- _TASK OBJECTIVE_: Retype all the records below exactly as they are, with no image carried over.

[Page and application data records]
::::::::
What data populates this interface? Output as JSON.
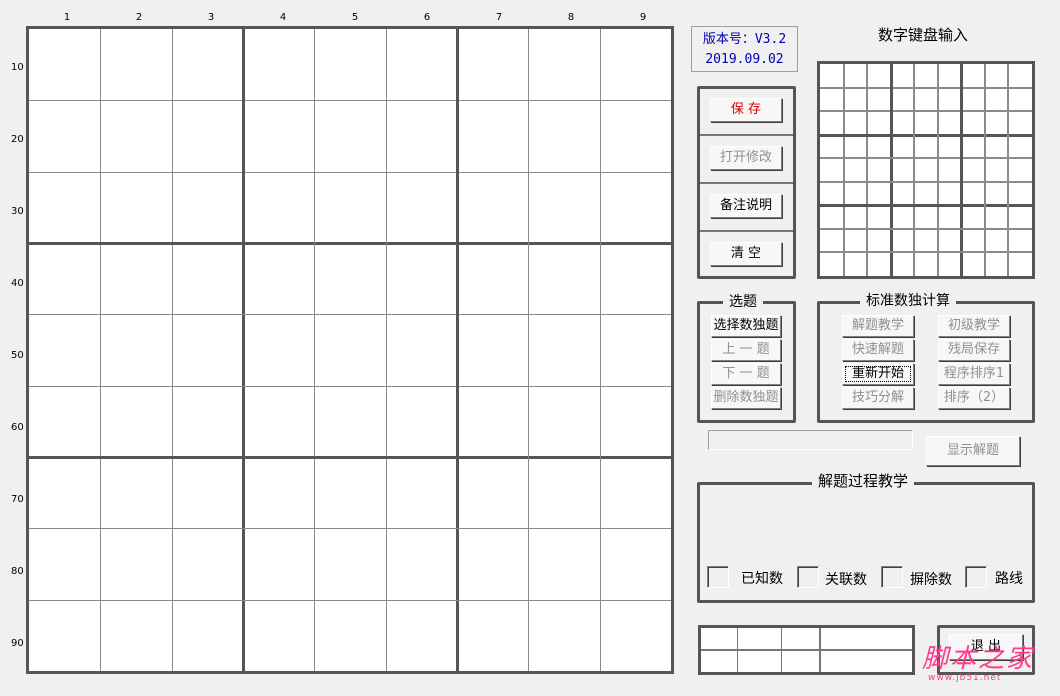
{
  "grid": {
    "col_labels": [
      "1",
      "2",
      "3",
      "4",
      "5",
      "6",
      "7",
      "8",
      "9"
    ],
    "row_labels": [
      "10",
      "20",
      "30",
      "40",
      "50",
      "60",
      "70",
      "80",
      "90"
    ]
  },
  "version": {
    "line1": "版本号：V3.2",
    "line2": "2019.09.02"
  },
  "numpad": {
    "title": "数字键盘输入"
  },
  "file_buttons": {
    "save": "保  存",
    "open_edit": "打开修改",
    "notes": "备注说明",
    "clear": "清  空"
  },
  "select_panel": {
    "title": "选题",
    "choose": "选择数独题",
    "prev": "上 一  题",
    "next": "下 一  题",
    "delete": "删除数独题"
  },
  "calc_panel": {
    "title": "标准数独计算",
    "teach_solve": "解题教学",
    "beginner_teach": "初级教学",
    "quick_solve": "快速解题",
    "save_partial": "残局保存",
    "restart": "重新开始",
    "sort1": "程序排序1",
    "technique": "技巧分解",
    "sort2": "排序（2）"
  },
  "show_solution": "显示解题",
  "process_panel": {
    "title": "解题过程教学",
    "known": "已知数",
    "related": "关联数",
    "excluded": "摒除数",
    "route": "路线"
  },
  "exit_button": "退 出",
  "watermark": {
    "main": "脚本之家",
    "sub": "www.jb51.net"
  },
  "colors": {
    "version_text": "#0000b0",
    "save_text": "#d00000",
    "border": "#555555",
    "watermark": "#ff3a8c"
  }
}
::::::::
- _SOLUTION TO THIS TASK_:
What data populates this interface? Output as JSON.
{
  "grid": {
    "col_labels": [
      "1",
      "2",
      "3",
      "4",
      "5",
      "6",
      "7",
      "8",
      "9"
    ],
    "row_labels": [
      "10",
      "20",
      "30",
      "40",
      "50",
      "60",
      "70",
      "80",
      "90"
    ]
  },
  "version": {
    "line1": "版本号：V3.2",
    "line2": "2019.09.02"
  },
  "numpad": {
    "title": "数字键盘输入"
  },
  "file_buttons": {
    "save": "保  存",
    "open_edit": "打开修改",
    "notes": "备注说明",
    "clear": "清  空"
  },
  "select_panel": {
    "title": "选题",
    "choose": "选择数独题",
    "prev": "上 一  题",
    "next": "下 一  题",
    "delete": "删除数独题"
  },
  "calc_panel": {
    "title": "标准数独计算",
    "teach_solve": "解题教学",
    "beginner_teach": "初级教学",
    "quick_solve": "快速解题",
    "save_partial": "残局保存",
    "restart": "重新开始",
    "sort1": "程序排序1",
    "technique": "技巧分解",
    "sort2": "排序（2）"
  },
  "show_solution": "显示解题",
  "process_panel": {
    "title": "解题过程教学",
    "known": "已知数",
    "related": "关联数",
    "excluded": "摒除数",
    "route": "路线"
  },
  "exit_button": "退 出",
  "watermark": {
    "main": "脚本之家",
    "sub": "www.jb51.net"
  },
  "colors": {
    "version_text": "#0000b0",
    "save_text": "#d00000",
    "border": "#555555",
    "watermark": "#ff3a8c"
  }
}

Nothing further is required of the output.